## Instructions for the task
Your reply should hold every record exactly as given, with no pictures in it.

Segment Open

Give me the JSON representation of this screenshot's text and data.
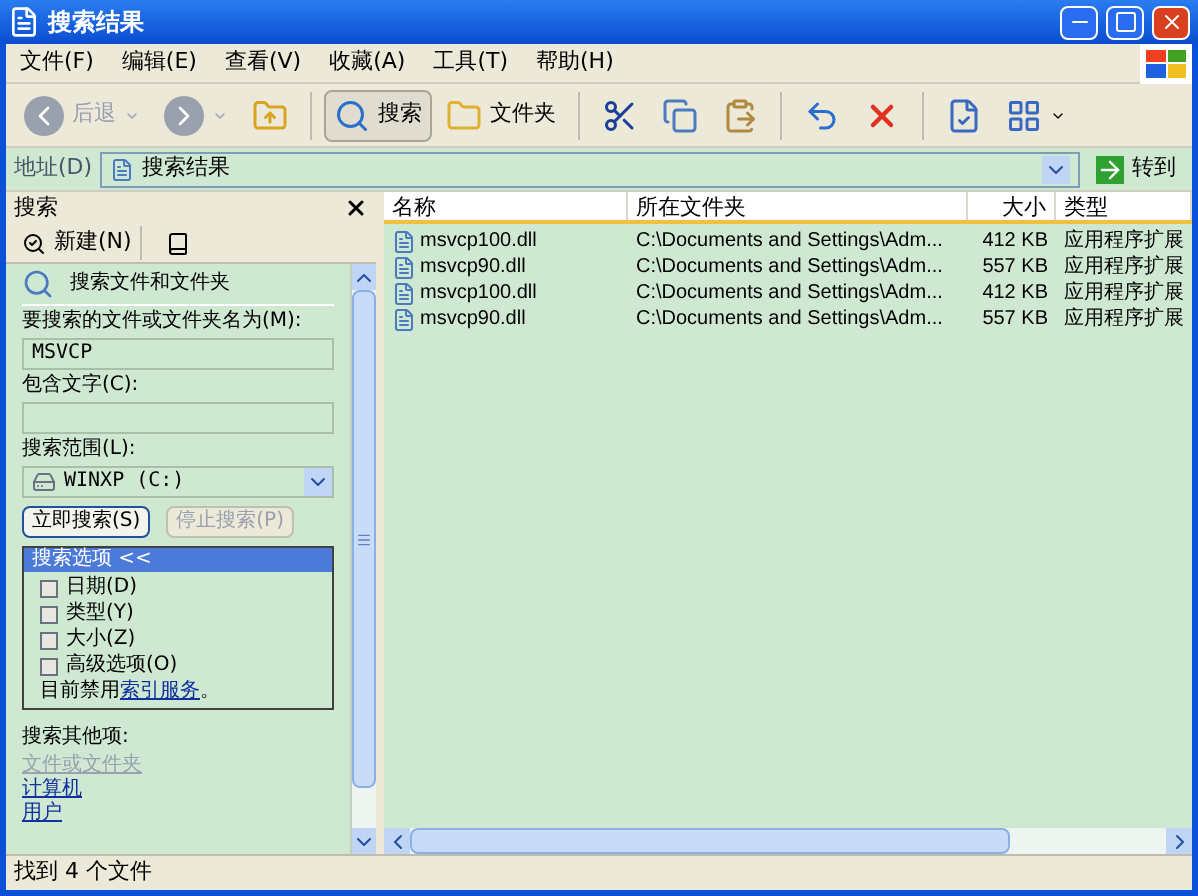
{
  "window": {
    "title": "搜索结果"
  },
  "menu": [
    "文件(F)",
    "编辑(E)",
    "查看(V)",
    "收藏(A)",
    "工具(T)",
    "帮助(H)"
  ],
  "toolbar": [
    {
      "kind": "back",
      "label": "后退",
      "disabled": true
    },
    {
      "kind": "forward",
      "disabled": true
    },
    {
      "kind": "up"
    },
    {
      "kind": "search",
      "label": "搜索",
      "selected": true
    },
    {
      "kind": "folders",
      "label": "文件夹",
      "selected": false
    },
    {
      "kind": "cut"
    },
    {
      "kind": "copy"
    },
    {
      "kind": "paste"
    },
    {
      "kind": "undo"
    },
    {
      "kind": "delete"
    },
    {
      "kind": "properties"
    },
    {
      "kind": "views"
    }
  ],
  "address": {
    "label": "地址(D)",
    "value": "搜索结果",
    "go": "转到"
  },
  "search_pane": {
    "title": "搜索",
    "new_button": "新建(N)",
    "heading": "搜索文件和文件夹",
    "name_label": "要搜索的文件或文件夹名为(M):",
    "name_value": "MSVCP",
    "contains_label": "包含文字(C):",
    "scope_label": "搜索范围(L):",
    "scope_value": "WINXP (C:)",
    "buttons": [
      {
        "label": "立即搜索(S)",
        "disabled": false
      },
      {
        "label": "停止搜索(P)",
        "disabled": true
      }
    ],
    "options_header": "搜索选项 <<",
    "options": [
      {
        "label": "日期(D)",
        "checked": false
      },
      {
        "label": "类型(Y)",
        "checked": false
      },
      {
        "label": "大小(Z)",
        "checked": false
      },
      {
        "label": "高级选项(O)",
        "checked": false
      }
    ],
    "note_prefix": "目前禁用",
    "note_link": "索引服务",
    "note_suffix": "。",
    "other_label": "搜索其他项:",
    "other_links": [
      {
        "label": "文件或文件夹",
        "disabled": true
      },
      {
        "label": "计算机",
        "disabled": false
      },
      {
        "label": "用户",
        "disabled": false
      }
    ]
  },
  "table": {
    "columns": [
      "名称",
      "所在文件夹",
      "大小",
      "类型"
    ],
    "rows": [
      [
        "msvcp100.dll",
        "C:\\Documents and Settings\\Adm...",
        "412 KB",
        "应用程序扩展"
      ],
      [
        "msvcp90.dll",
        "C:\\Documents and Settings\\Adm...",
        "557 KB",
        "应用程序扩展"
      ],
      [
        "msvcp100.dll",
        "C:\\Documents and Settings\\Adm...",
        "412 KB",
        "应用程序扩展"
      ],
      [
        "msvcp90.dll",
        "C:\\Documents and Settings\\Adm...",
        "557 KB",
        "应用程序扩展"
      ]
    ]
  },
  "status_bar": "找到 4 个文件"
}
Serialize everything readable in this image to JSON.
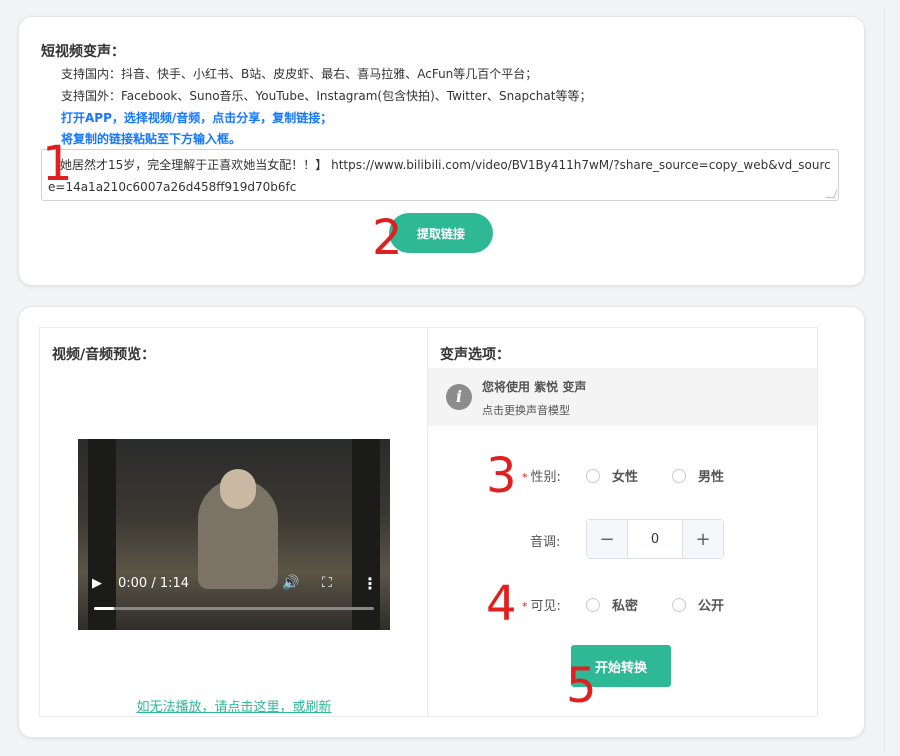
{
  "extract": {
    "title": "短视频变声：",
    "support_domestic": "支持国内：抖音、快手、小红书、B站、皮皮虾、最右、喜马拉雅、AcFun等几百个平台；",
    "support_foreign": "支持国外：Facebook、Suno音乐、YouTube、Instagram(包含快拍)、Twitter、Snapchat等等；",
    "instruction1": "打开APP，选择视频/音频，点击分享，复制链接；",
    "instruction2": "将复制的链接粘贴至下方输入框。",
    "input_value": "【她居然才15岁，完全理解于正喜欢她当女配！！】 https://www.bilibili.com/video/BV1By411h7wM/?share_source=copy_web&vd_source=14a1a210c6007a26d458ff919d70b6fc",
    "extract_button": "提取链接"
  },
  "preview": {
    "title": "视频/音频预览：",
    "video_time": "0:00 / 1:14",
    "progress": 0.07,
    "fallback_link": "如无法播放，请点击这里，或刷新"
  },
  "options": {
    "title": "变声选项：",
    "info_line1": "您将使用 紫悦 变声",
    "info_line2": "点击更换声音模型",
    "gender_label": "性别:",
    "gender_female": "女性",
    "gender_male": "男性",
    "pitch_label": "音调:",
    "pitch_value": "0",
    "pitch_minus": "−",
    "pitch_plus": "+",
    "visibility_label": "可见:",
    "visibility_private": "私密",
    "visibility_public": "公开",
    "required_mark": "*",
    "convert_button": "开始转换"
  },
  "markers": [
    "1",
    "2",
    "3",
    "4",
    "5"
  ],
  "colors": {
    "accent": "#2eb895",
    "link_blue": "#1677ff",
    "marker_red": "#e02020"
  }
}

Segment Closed

## Response to the exercise
Give me the JSON representation of this screenshot's text and data.
{
  "window": {
    "title": "搜索结果"
  },
  "menu": [
    "文件(F)",
    "编辑(E)",
    "查看(V)",
    "收藏(A)",
    "工具(T)",
    "帮助(H)"
  ],
  "toolbar": [
    {
      "kind": "back",
      "label": "后退",
      "disabled": true
    },
    {
      "kind": "forward",
      "disabled": true
    },
    {
      "kind": "up"
    },
    {
      "kind": "search",
      "label": "搜索",
      "selected": true
    },
    {
      "kind": "folders",
      "label": "文件夹",
      "selected": false
    },
    {
      "kind": "cut"
    },
    {
      "kind": "copy"
    },
    {
      "kind": "paste"
    },
    {
      "kind": "undo"
    },
    {
      "kind": "delete"
    },
    {
      "kind": "properties"
    },
    {
      "kind": "views"
    }
  ],
  "address": {
    "label": "地址(D)",
    "value": "搜索结果",
    "go": "转到"
  },
  "search_pane": {
    "title": "搜索",
    "new_button": "新建(N)",
    "heading": "搜索文件和文件夹",
    "name_label": "要搜索的文件或文件夹名为(M):",
    "name_value": "MSVCP",
    "contains_label": "包含文字(C):",
    "scope_label": "搜索范围(L):",
    "scope_value": "WINXP (C:)",
    "buttons": [
      {
        "label": "立即搜索(S)",
        "disabled": false
      },
      {
        "label": "停止搜索(P)",
        "disabled": true
      }
    ],
    "options_header": "搜索选项 <<",
    "options": [
      {
        "label": "日期(D)",
        "checked": false
      },
      {
        "label": "类型(Y)",
        "checked": false
      },
      {
        "label": "大小(Z)",
        "checked": false
      },
      {
        "label": "高级选项(O)",
        "checked": false
      }
    ],
    "note_prefix": "目前禁用",
    "note_link": "索引服务",
    "note_suffix": "。",
    "other_label": "搜索其他项:",
    "other_links": [
      {
        "label": "文件或文件夹",
        "disabled": true
      },
      {
        "label": "计算机",
        "disabled": false
      },
      {
        "label": "用户",
        "disabled": false
      }
    ]
  },
  "table": {
    "columns": [
      "名称",
      "所在文件夹",
      "大小",
      "类型"
    ],
    "rows": [
      [
        "msvcp100.dll",
        "C:\\Documents and Settings\\Adm...",
        "412 KB",
        "应用程序扩展"
      ],
      [
        "msvcp90.dll",
        "C:\\Documents and Settings\\Adm...",
        "557 KB",
        "应用程序扩展"
      ],
      [
        "msvcp100.dll",
        "C:\\Documents and Settings\\Adm...",
        "412 KB",
        "应用程序扩展"
      ],
      [
        "msvcp90.dll",
        "C:\\Documents and Settings\\Adm...",
        "557 KB",
        "应用程序扩展"
      ]
    ]
  },
  "status_bar": "找到 4 个文件"
}
Serialize everything readable in this image to JSON.
{
  "extract": {
    "title": "短视频变声：",
    "support_domestic": "支持国内：抖音、快手、小红书、B站、皮皮虾、最右、喜马拉雅、AcFun等几百个平台；",
    "support_foreign": "支持国外：Facebook、Suno音乐、YouTube、Instagram(包含快拍)、Twitter、Snapchat等等；",
    "instruction1": "打开APP，选择视频/音频，点击分享，复制链接；",
    "instruction2": "将复制的链接粘贴至下方输入框。",
    "input_value": "【她居然才15岁，完全理解于正喜欢她当女配！！】 https://www.bilibili.com/video/BV1By411h7wM/?share_source=copy_web&vd_source=14a1a210c6007a26d458ff919d70b6fc",
    "extract_button": "提取链接"
  },
  "preview": {
    "title": "视频/音频预览：",
    "video_time": "0:00 / 1:14",
    "progress": 0.07,
    "fallback_link": "如无法播放，请点击这里，或刷新"
  },
  "options": {
    "title": "变声选项：",
    "info_line1": "您将使用 紫悦 变声",
    "info_line2": "点击更换声音模型",
    "gender_label": "性别:",
    "gender_female": "女性",
    "gender_male": "男性",
    "pitch_label": "音调:",
    "pitch_value": "0",
    "pitch_minus": "−",
    "pitch_plus": "+",
    "visibility_label": "可见:",
    "visibility_private": "私密",
    "visibility_public": "公开",
    "required_mark": "*",
    "convert_button": "开始转换"
  },
  "markers": [
    "1",
    "2",
    "3",
    "4",
    "5"
  ],
  "colors": {
    "accent": "#2eb895",
    "link_blue": "#1677ff",
    "marker_red": "#e02020"
  }
}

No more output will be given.